● WHAT IS EXPECTED
Please copy out each line of the entries in which "this" appears.

[[ DATA FOR THE TASK, beginning ]]

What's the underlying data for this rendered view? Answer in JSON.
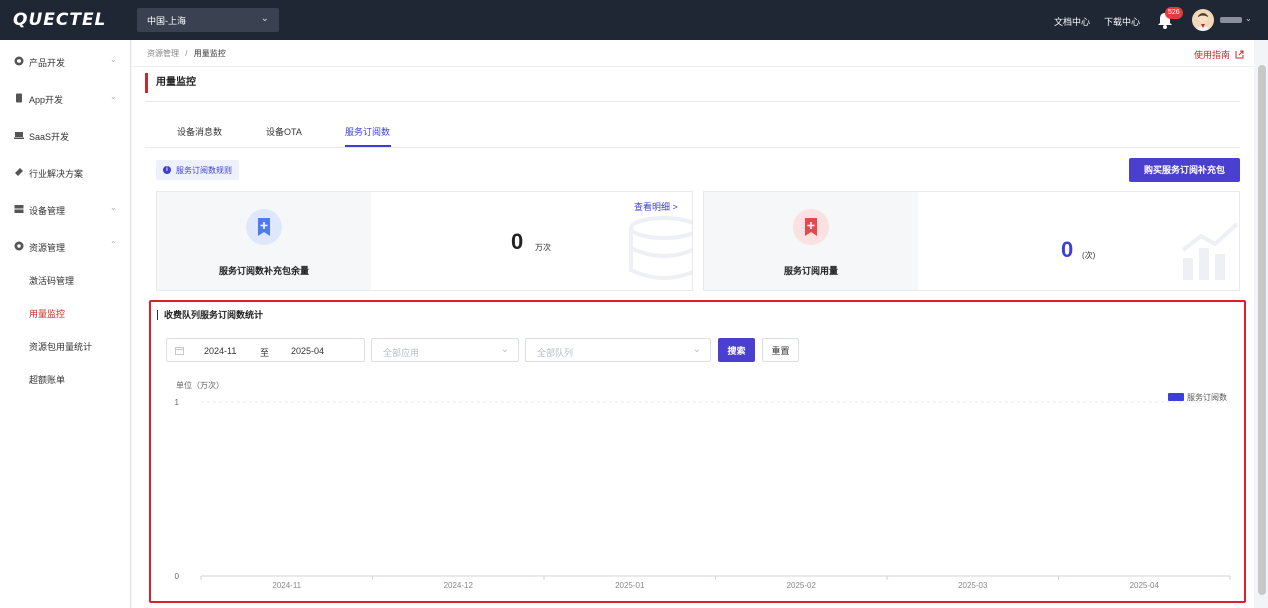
{
  "topbar": {
    "logo": "QUECTEL",
    "region": "中国-上海",
    "links": [
      "文档中心",
      "下载中心"
    ],
    "notification_count": "526"
  },
  "sidebar": {
    "items": [
      {
        "label": "产品开发",
        "icon": "cube-icon",
        "expandable": true
      },
      {
        "label": "App开发",
        "icon": "phone-icon",
        "expandable": true
      },
      {
        "label": "SaaS开发",
        "icon": "laptop-icon",
        "expandable": false
      },
      {
        "label": "行业解决方案",
        "icon": "layers-icon",
        "expandable": false
      },
      {
        "label": "设备管理",
        "icon": "server-icon",
        "expandable": true
      },
      {
        "label": "资源管理",
        "icon": "gear-icon",
        "expandable": true,
        "expanded": true
      }
    ],
    "subitems": [
      {
        "label": "激活码管理",
        "active": false
      },
      {
        "label": "用量监控",
        "active": true
      },
      {
        "label": "资源包用量统计",
        "active": false
      },
      {
        "label": "超额账单",
        "active": false
      }
    ]
  },
  "breadcrumb": {
    "parent": "资源管理",
    "separator": "/",
    "current": "用量监控"
  },
  "guide_link": "使用指南",
  "page_title": "用量监控",
  "tabs": [
    {
      "label": "设备消息数",
      "active": false
    },
    {
      "label": "设备OTA",
      "active": false
    },
    {
      "label": "服务订阅数",
      "active": true
    }
  ],
  "rule_tag": "服务订阅数规则",
  "buy_button": "购买服务订阅补充包",
  "cards": [
    {
      "label": "服务订阅数补充包余量",
      "value": "0",
      "unit": "万次",
      "link": "查看明细 >"
    },
    {
      "label": "服务订阅用量",
      "value": "0",
      "unit": "(次)"
    }
  ],
  "stats": {
    "title": "收费队列服务订阅数统计",
    "date_start": "2024-11",
    "date_separator": "至",
    "date_end": "2025-04",
    "app_placeholder": "全部应用",
    "queue_placeholder": "全部队列",
    "search_label": "搜索",
    "reset_label": "重置"
  },
  "colors": {
    "accent": "#4b3fcf",
    "brand_red": "#c92a2a",
    "highlight_border": "#d9232a"
  },
  "chart_data": {
    "type": "bar",
    "ylabel": "单位（万次）",
    "ylim": [
      0,
      1
    ],
    "yticks": [
      "1",
      "0"
    ],
    "categories": [
      "2024-11",
      "2024-12",
      "2025-01",
      "2025-02",
      "2025-03",
      "2025-04"
    ],
    "series": [
      {
        "name": "服务订阅数",
        "values": [
          0,
          0,
          0,
          0,
          0,
          0
        ],
        "color": "#3c3fe0"
      }
    ],
    "grid": true,
    "legend": "top-right"
  }
}
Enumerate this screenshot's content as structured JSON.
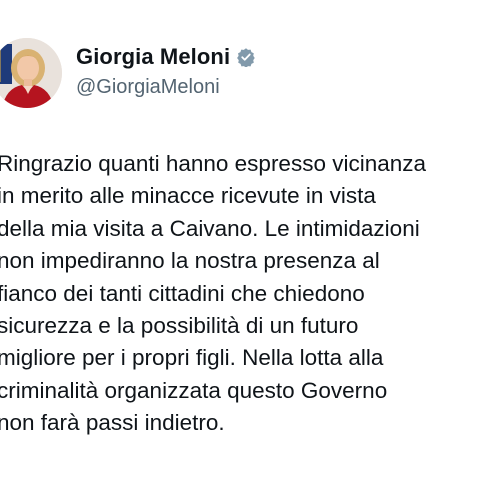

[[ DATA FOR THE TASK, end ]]

● ANSWER SPACE
What's the underlying data for this rendered view? Answer in JSON.
Enumerate this screenshot's content as structured JSON.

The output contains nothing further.